┌──

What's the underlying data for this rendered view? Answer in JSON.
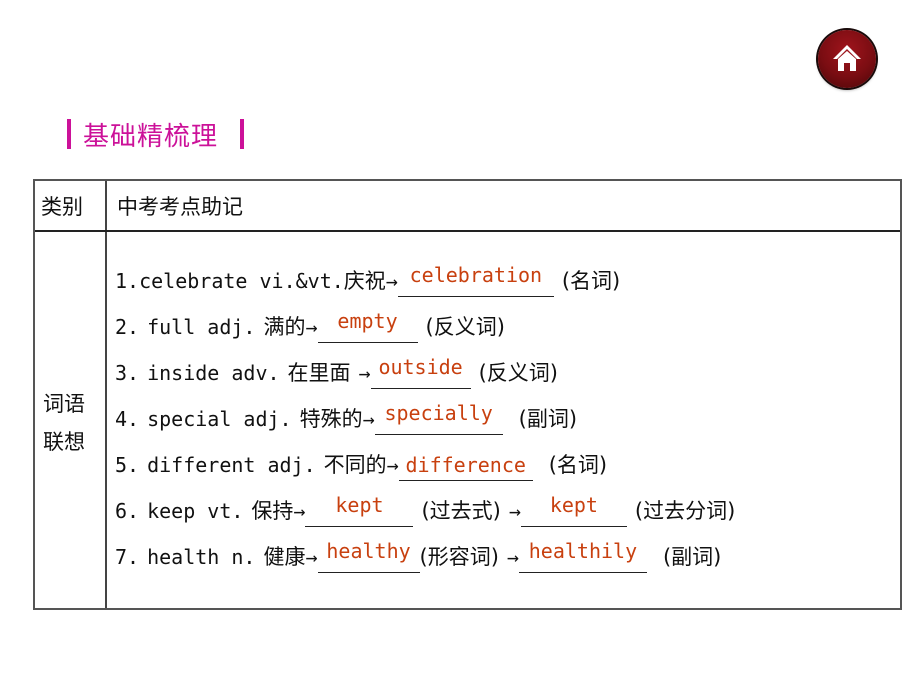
{
  "home_button": {
    "icon": "home-icon",
    "color": "#7a0d12"
  },
  "section": {
    "title": "基础精梳理",
    "accent": "#cc1199"
  },
  "table": {
    "headers": {
      "category": "类别",
      "content": "中考考点助记"
    },
    "category_label_line1": "词语",
    "category_label_line2": "联想",
    "answer_color": "#c8400f",
    "items": [
      {
        "num": "1.",
        "word": "celebrate vi.&vt.",
        "meaning": "庆祝",
        "arrow": "→",
        "answer1": "celebration",
        "note1": "(名词)"
      },
      {
        "num": "2.",
        "word": "full adj.",
        "meaning": "满的",
        "arrow": "→",
        "answer1": "empty",
        "note1": "(反义词)"
      },
      {
        "num": "3.",
        "word": "inside adv.",
        "meaning": "在里面",
        "arrow": "→",
        "answer1": "outside",
        "note1": "(反义词)"
      },
      {
        "num": "4.",
        "word": "special adj.",
        "meaning": "特殊的",
        "arrow": "→",
        "answer1": "specially",
        "note1": "(副词)"
      },
      {
        "num": "5.",
        "word": "different adj.",
        "meaning": "不同的",
        "arrow": "→",
        "answer1": "difference",
        "note1": "(名词)"
      },
      {
        "num": "6.",
        "word": "keep vt.",
        "meaning": "保持",
        "arrow": "→",
        "answer1": "kept",
        "note1": "(过去式)",
        "arrow2": "→",
        "answer2": "kept",
        "note2": "(过去分词)"
      },
      {
        "num": "7.",
        "word": "health n.",
        "meaning": "健康",
        "arrow": "→",
        "answer1": "healthy",
        "note1": "(形容词)",
        "arrow2": "→",
        "answer2": "healthily",
        "note2": "(副词)"
      }
    ]
  }
}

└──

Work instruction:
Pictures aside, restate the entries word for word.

Response:
What's the underlying data for this rendered view? Answer in JSON.
{
  "home_button": {
    "icon": "home-icon",
    "color": "#7a0d12"
  },
  "section": {
    "title": "基础精梳理",
    "accent": "#cc1199"
  },
  "table": {
    "headers": {
      "category": "类别",
      "content": "中考考点助记"
    },
    "category_label_line1": "词语",
    "category_label_line2": "联想",
    "answer_color": "#c8400f",
    "items": [
      {
        "num": "1.",
        "word": "celebrate vi.&vt.",
        "meaning": "庆祝",
        "arrow": "→",
        "answer1": "celebration",
        "note1": "(名词)"
      },
      {
        "num": "2.",
        "word": "full adj.",
        "meaning": "满的",
        "arrow": "→",
        "answer1": "empty",
        "note1": "(反义词)"
      },
      {
        "num": "3.",
        "word": "inside adv.",
        "meaning": "在里面",
        "arrow": "→",
        "answer1": "outside",
        "note1": "(反义词)"
      },
      {
        "num": "4.",
        "word": "special adj.",
        "meaning": "特殊的",
        "arrow": "→",
        "answer1": "specially",
        "note1": "(副词)"
      },
      {
        "num": "5.",
        "word": "different adj.",
        "meaning": "不同的",
        "arrow": "→",
        "answer1": "difference",
        "note1": "(名词)"
      },
      {
        "num": "6.",
        "word": "keep vt.",
        "meaning": "保持",
        "arrow": "→",
        "answer1": "kept",
        "note1": "(过去式)",
        "arrow2": "→",
        "answer2": "kept",
        "note2": "(过去分词)"
      },
      {
        "num": "7.",
        "word": "health n.",
        "meaning": "健康",
        "arrow": "→",
        "answer1": "healthy",
        "note1": "(形容词)",
        "arrow2": "→",
        "answer2": "healthily",
        "note2": "(副词)"
      }
    ]
  }
}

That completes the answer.